Please note: Trolling is defined as making a deliberately offensive or provocative online post with the aim of upsetting someone or eliciting an angry response from them. Alternatively, we wish to open a forum for very careful, deliberate and earnest responses. Let’s draw from our best skills in facilitating difficult conversations and being relationally respectful. No trolling please!
A message from la Fabrique Narrative (France)
We at the Fabrique Narrative are shocked and distressed by the article in VSNT newsletter by S. Madigan. We are saddened to see differences of opinion and view point expressed in a manner that appears to us to be lacking totally in respect and human courtesy. As Narrative Practices develop it seems natural and healthy that we question each others’ practices, with respect, and dignity.
However M. Madigan’s article brings forward the question of ethical questioning, done first of all, in a person to person forum with the others and not in a public bashing.
M. Madigan says : “I of course would never dare speak for Michael White, but I’d like to imagine that he, like the rest of us, valued the…” and we would like to invoke the spirit of Michael White in saying: I (we) of course would never dare speak for Michael White, but (we’d)I’d like to imagine that he, like the rest of us, valued above all respect, honest differences of position, above all expressed in a manner as to honor all involved and their points of view and in their human dignity”.
We do not support the article and do not find it in any way expressive of the spirit of Narrative Practices, nor of Michael White.
The team of La Fabrique Narrative
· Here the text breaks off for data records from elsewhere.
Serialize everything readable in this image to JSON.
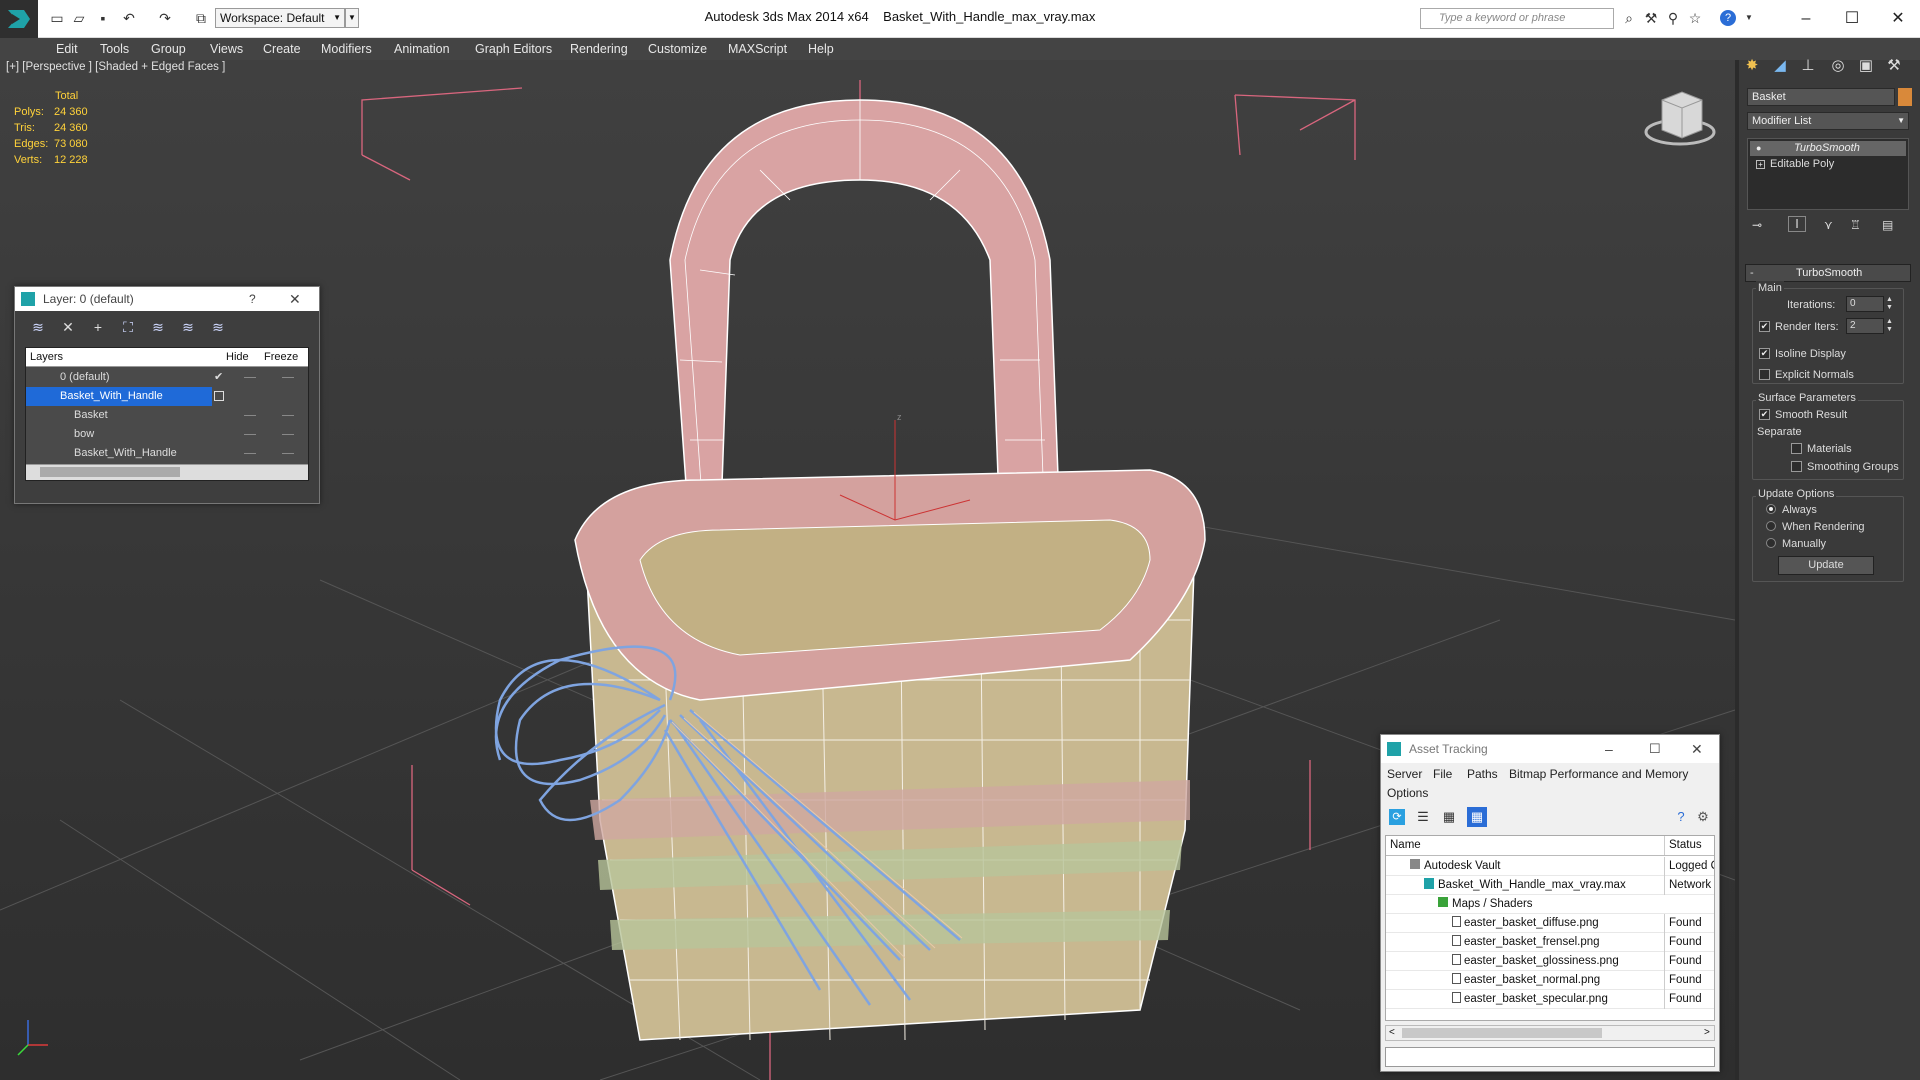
{
  "titlebar": {
    "workspace": "Workspace: Default",
    "app_title": "Autodesk 3ds Max  2014 x64",
    "file_title": "Basket_With_Handle_max_vray.max",
    "search_placeholder": "Type a keyword or phrase"
  },
  "menubar": {
    "items": [
      "Edit",
      "Tools",
      "Group",
      "Views",
      "Create",
      "Modifiers",
      "Animation",
      "Graph Editors",
      "Rendering",
      "Customize",
      "MAXScript",
      "Help"
    ]
  },
  "viewport": {
    "label": "[+] [Perspective ] [Shaded + Edged Faces ]",
    "stats": {
      "header": "Total",
      "rows": [
        {
          "label": "Polys:",
          "value": "24 360"
        },
        {
          "label": "Tris:",
          "value": "24 360"
        },
        {
          "label": "Edges:",
          "value": "73 080"
        },
        {
          "label": "Verts:",
          "value": "12 228"
        }
      ]
    }
  },
  "layer_window": {
    "title": "Layer: 0 (default)",
    "help": "?",
    "columns": {
      "layers": "Layers",
      "hide": "Hide",
      "freeze": "Freeze"
    },
    "rows": [
      "0 (default)",
      "Basket_With_Handle",
      "Basket",
      "bow",
      "Basket_With_Handle"
    ]
  },
  "command_panel": {
    "object_name": "Basket",
    "object_color": "#d9893a",
    "modifier_list": "Modifier List",
    "stack": [
      "TurboSmooth",
      "Editable Poly"
    ],
    "rollout_title": "TurboSmooth",
    "main_label": "Main",
    "iterations_label": "Iterations:",
    "iterations_value": "0",
    "render_iters_label": "Render Iters:",
    "render_iters_value": "2",
    "isoline_label": "Isoline Display",
    "explicit_normals_label": "Explicit Normals",
    "surface_params_label": "Surface Parameters",
    "smooth_result_label": "Smooth Result",
    "separate_label": "Separate",
    "materials_label": "Materials",
    "smoothing_groups_label": "Smoothing Groups",
    "update_options_label": "Update Options",
    "always_label": "Always",
    "when_rendering_label": "When Rendering",
    "manually_label": "Manually",
    "update_button": "Update"
  },
  "asset_tracking": {
    "title": "Asset Tracking",
    "menu": [
      "Server",
      "File",
      "Paths",
      "Bitmap Performance and Memory",
      "Options"
    ],
    "columns": {
      "name": "Name",
      "status": "Status"
    },
    "rows": [
      {
        "name": "Autodesk Vault",
        "status": "Logged Ou"
      },
      {
        "name": "Basket_With_Handle_max_vray.max",
        "status": "Network P"
      },
      {
        "name": "Maps / Shaders",
        "status": ""
      },
      {
        "name": "easter_basket_diffuse.png",
        "status": "Found"
      },
      {
        "name": "easter_basket_frensel.png",
        "status": "Found"
      },
      {
        "name": "easter_basket_glossiness.png",
        "status": "Found"
      },
      {
        "name": "easter_basket_normal.png",
        "status": "Found"
      },
      {
        "name": "easter_basket_specular.png",
        "status": "Found"
      }
    ]
  }
}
In a more personal way and speaking only for me, I would also like to add that we proudly invited 3 times David Epston and recently Tom D. Carlson in France (in last September) to study in detail these insider witness techniques. As a recent narrative country (15 years), we might not be the world’s most sophisticated high-level demanding audience, but most of us have really enjoyed this creative and innovative work. Apart from the supervision sessions, some of us successfully transposed and use currently the insider witness practices (which we have renamed here « conversations par procurations”) with teens in difficulty in colleges. Others use them in big companies for inaugural / final coaching sessions or to work with professional conflicts. This is an interesting and effective technique, certainly perfectible, but why refuse and disqualify innovation and those who are interested it, in a so scornful and violent manner?
Co-founder of la Fabrique Narrative